◆ **Directions for this task**: Pull out every line from the listing that has the word "placeholder".

◆ **Record set**:

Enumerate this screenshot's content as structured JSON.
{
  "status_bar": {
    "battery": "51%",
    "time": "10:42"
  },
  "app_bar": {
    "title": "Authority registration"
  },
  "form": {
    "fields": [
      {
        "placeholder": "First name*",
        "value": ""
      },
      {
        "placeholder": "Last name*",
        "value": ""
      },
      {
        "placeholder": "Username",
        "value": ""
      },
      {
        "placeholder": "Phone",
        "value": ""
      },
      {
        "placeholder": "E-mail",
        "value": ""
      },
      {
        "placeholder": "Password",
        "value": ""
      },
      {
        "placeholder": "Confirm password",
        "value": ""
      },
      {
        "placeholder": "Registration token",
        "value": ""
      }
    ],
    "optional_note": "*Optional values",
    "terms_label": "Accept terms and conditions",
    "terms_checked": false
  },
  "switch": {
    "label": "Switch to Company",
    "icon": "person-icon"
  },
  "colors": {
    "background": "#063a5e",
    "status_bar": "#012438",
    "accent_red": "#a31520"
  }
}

◆ **Output for this exercise**:
        "placeholder": "First name*",
        "placeholder": "Last name*",
        "placeholder": "Username",
        "placeholder": "Phone",
        "placeholder": "E-mail",
        "placeholder": "Password",
        "placeholder": "Confirm password",
        "placeholder": "Registration token",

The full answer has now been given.